|Self-portrait (truck) 2012|
A spontaneous trip to the small but perfectly formed gallery threw up a wonderful treat for us to enjoy. The photographs were stunning. It was an exhibition I had not planned to see, but am delighted to have done so.
Jess' work speaks volumes to me without saying a word. Her engagement with her subjects gently invites her audience's participation without making any demands.
It is powerful and provocative, threatening nothing except a preconception. It is challenging but throws down no gauntlets. It is as though she intended any consequences to be thoroughly conscious and wholly consensual.
Art is the sex of the imagination
George Jean Nathan
|Jess and Vanessa, 2013|
The images are, I think, a wonderfully colourful depiction of gender, sexuality and love. The fluidity of each concept is given vast space to find both shape and form, and you can make of that what you will. I stood back, and then came forward, relating to what it was I saw at first glance, before meeting the subjects, as though for a second time.

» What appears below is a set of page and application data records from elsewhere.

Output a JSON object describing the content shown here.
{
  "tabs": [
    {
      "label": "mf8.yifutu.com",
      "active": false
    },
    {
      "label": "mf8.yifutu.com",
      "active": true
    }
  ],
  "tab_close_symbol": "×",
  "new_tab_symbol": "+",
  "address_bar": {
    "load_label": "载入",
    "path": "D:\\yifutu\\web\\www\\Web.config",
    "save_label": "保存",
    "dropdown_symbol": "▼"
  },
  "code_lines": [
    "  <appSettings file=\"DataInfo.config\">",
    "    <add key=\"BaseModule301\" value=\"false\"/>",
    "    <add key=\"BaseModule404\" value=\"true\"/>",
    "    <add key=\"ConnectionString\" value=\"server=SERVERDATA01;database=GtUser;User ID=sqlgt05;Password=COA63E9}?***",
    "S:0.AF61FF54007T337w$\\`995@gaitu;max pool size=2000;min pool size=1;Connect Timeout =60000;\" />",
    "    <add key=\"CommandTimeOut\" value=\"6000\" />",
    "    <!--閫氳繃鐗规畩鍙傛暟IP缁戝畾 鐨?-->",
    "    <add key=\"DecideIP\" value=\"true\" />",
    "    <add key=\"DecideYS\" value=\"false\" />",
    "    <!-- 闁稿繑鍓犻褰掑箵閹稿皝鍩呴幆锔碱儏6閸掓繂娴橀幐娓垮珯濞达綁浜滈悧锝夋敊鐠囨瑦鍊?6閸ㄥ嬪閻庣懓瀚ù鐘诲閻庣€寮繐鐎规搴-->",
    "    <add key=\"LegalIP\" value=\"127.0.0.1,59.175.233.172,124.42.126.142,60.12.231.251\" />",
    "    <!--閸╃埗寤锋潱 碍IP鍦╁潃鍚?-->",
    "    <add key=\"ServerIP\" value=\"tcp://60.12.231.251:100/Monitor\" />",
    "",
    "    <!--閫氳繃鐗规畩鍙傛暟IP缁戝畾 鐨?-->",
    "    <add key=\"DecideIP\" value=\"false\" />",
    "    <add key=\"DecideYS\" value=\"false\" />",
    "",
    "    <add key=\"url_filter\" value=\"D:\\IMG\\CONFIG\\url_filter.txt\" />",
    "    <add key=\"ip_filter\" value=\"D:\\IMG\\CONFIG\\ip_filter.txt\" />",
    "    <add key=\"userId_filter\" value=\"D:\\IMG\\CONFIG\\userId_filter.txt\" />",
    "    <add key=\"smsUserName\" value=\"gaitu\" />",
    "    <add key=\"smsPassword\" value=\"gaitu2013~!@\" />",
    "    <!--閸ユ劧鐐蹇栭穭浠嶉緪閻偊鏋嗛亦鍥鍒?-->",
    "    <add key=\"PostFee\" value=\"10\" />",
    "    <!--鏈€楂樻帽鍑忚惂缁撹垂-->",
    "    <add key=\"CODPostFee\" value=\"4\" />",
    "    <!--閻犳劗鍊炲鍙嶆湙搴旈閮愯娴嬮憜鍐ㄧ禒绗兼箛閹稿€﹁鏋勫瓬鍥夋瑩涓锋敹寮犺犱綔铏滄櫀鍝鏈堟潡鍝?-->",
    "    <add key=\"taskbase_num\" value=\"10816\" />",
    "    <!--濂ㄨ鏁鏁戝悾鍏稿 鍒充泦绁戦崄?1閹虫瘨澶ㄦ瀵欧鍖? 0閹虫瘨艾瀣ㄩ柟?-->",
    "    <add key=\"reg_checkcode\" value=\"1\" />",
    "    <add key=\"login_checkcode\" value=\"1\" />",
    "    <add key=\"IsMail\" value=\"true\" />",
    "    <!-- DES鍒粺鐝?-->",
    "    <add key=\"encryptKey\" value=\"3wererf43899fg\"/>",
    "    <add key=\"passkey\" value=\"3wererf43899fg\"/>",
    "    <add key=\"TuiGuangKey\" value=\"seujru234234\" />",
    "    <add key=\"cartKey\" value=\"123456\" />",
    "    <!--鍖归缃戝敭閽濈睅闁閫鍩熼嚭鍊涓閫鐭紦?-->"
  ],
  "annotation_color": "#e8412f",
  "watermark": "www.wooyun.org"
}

The encounter was as enthralling as it was refreshing. I could have stayed much longer, were it not for the aggressive air conditioning. The images invited a dialogue that continued long after we left. They had inspired and uplifted.
Dugan makes bold statements gently. The subjects have been captured as possessing something I know to be terribly rare and frighteningly precious: they seemed blissfully and universally comfortable inhabiting their own skin. They are true to themselves, and request to be met right there.
Artist's statement for the exhibition
Every breath we drew (2011- )
Every breath we drew explores the power of identity, desire, and connection through portraits of myself and others. Working within the framework of queer experience and from my actively constructed sense of masculinity, my portraits examine the intersection between private, individual identity and the search for intimate connection with others. I photograph people in their homes, often in their bedrooms, using medium and large format cameras to create a deep, sustained engagement, resulting in an intimate and detailed portrait.
I combine formal portraits, images of couples, self-portraits, and photographs of my own romantic relationship to investigate broader themes of identity and connection while also speaking to my private, individual experience. The photographs of men and masculine individuals act as a kind of mirror; they depict the type of gentle masculinity I am attracted to, yet also the kind I want to embody. Similarly, the photographs of relationships speak to a drive to be seen, understood, and desired through the eyes of a another person; a reflection of the self as the ultimate intimate connection.
By asking others to be vulnerable with me through the act of being photographed, I am laying claim to what I find beautiful and powerful while asking larger questions about how identity is formed, desire is expressed, and intimate connection is sought.
|Background: Self-portrait (muscle shirt) 2013|